** Opening Exercise data block **
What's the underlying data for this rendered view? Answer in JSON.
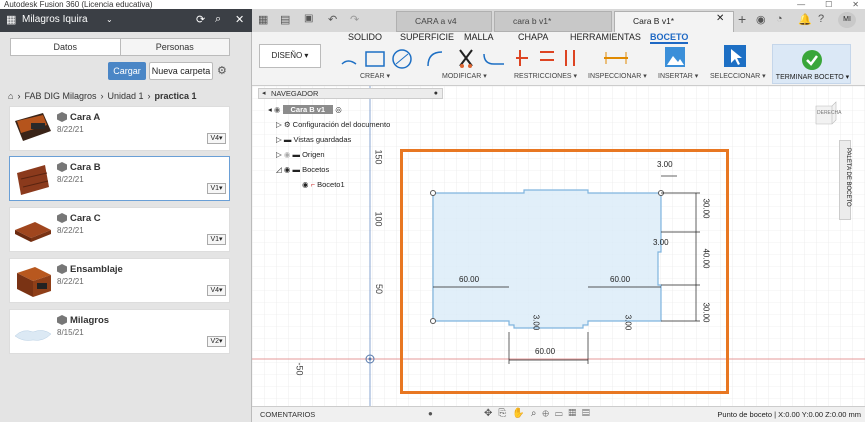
{
  "window": {
    "title": "Autodesk Fusion 360 (Licencia educativa)"
  },
  "data_panel": {
    "project_name": "Milagros Iquira",
    "tabs": [
      "Datos",
      "Personas"
    ],
    "upload_label": "Cargar",
    "new_folder_label": "Nueva carpeta",
    "breadcrumb": [
      "FAB DIG Milagros",
      "Unidad 1",
      "practica 1"
    ],
    "files": [
      {
        "name": "Cara A",
        "date": "8/22/21",
        "version": "V4▾",
        "thumb": "cara-a"
      },
      {
        "name": "Cara B",
        "date": "8/22/21",
        "version": "V1▾",
        "thumb": "cara-b"
      },
      {
        "name": "Cara C",
        "date": "8/22/21",
        "version": "V1▾",
        "thumb": "cara-c"
      },
      {
        "name": "Ensamblaje",
        "date": "8/22/21",
        "version": "V4▾",
        "thumb": "ensamblaje"
      },
      {
        "name": "Milagros",
        "date": "8/15/21",
        "version": "V2▾",
        "thumb": "milagros"
      }
    ]
  },
  "doc_tabs": [
    "CARA  a v4",
    "cara b v1*",
    "Cara B v1*"
  ],
  "avatar_initials": "MI",
  "ribbon": {
    "tabs": [
      "SOLIDO",
      "SUPERFICIE",
      "MALLA",
      "CHAPA",
      "HERRAMIENTAS",
      "BOCETO"
    ],
    "workspace": "DISEÑO ▾",
    "groups": [
      "CREAR ▾",
      "MODIFICAR ▾",
      "RESTRICCIONES ▾",
      "INSPECCIONAR ▾",
      "INSERTAR ▾",
      "SELECCIONAR ▾"
    ],
    "finish": "TERMINAR BOCETO ▾"
  },
  "navigator": {
    "title": "NAVEGADOR",
    "root": "Cara B v1",
    "items": [
      "Configuración del documento",
      "Vistas guardadas",
      "Origen",
      "Bocetos",
      "Boceto1"
    ]
  },
  "axis_labels": [
    "150",
    "100",
    "50",
    "-50"
  ],
  "dimensions": {
    "top": "3.00",
    "right_top": "30.00",
    "right_mid": "40.00",
    "right_bottom": "30.00",
    "inner": "3.00",
    "left_w": "60.00",
    "right_w": "60.00",
    "slot_left": "3.00",
    "slot_right": "3.00",
    "bottom": "60.00"
  },
  "viewcube_label": "DERECHA",
  "sketch_palette": "PALETA DE BOCETO",
  "comments": "COMENTARIOS",
  "status": "Punto de boceto | X:0.00 Y:0.00 Z:0.00 mm"
}
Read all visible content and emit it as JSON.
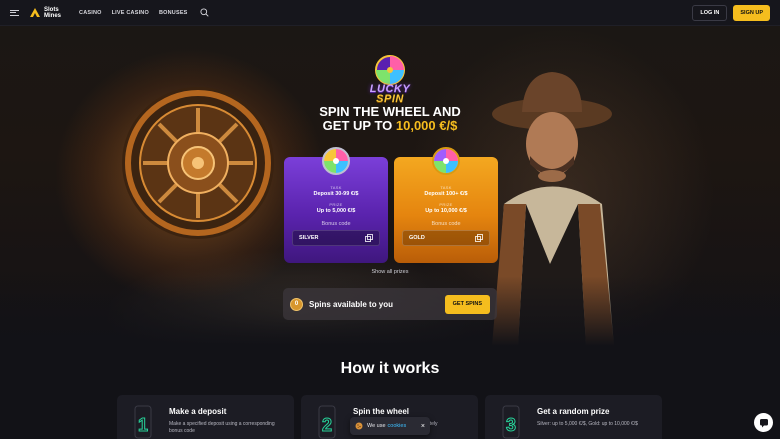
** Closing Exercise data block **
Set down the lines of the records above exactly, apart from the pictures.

What's the underlying data for this rendered view? Answer in JSON.
{
  "window": {
    "title": "Autodesk Fusion 360 (Licencia educativa)"
  },
  "data_panel": {
    "project_name": "Milagros Iquira",
    "tabs": [
      "Datos",
      "Personas"
    ],
    "upload_label": "Cargar",
    "new_folder_label": "Nueva carpeta",
    "breadcrumb": [
      "FAB DIG Milagros",
      "Unidad 1",
      "practica 1"
    ],
    "files": [
      {
        "name": "Cara A",
        "date": "8/22/21",
        "version": "V4▾",
        "thumb": "cara-a"
      },
      {
        "name": "Cara B",
        "date": "8/22/21",
        "version": "V1▾",
        "thumb": "cara-b"
      },
      {
        "name": "Cara C",
        "date": "8/22/21",
        "version": "V1▾",
        "thumb": "cara-c"
      },
      {
        "name": "Ensamblaje",
        "date": "8/22/21",
        "version": "V4▾",
        "thumb": "ensamblaje"
      },
      {
        "name": "Milagros",
        "date": "8/15/21",
        "version": "V2▾",
        "thumb": "milagros"
      }
    ]
  },
  "doc_tabs": [
    "CARA  a v4",
    "cara b v1*",
    "Cara B v1*"
  ],
  "avatar_initials": "MI",
  "ribbon": {
    "tabs": [
      "SOLIDO",
      "SUPERFICIE",
      "MALLA",
      "CHAPA",
      "HERRAMIENTAS",
      "BOCETO"
    ],
    "workspace": "DISEÑO ▾",
    "groups": [
      "CREAR ▾",
      "MODIFICAR ▾",
      "RESTRICCIONES ▾",
      "INSPECCIONAR ▾",
      "INSERTAR ▾",
      "SELECCIONAR ▾"
    ],
    "finish": "TERMINAR BOCETO ▾"
  },
  "navigator": {
    "title": "NAVEGADOR",
    "root": "Cara B v1",
    "items": [
      "Configuración del documento",
      "Vistas guardadas",
      "Origen",
      "Bocetos",
      "Boceto1"
    ]
  },
  "axis_labels": [
    "150",
    "100",
    "50",
    "-50"
  ],
  "dimensions": {
    "top": "3.00",
    "right_top": "30.00",
    "right_mid": "40.00",
    "right_bottom": "30.00",
    "inner": "3.00",
    "left_w": "60.00",
    "right_w": "60.00",
    "slot_left": "3.00",
    "slot_right": "3.00",
    "bottom": "60.00"
  },
  "viewcube_label": "DERECHA",
  "sketch_palette": "PALETA DE BOCETO",
  "comments": "COMENTARIOS",
  "status": "Punto de boceto | X:0.00 Y:0.00 Z:0.00 mm"
}
Read all visible content and emit it as JSON.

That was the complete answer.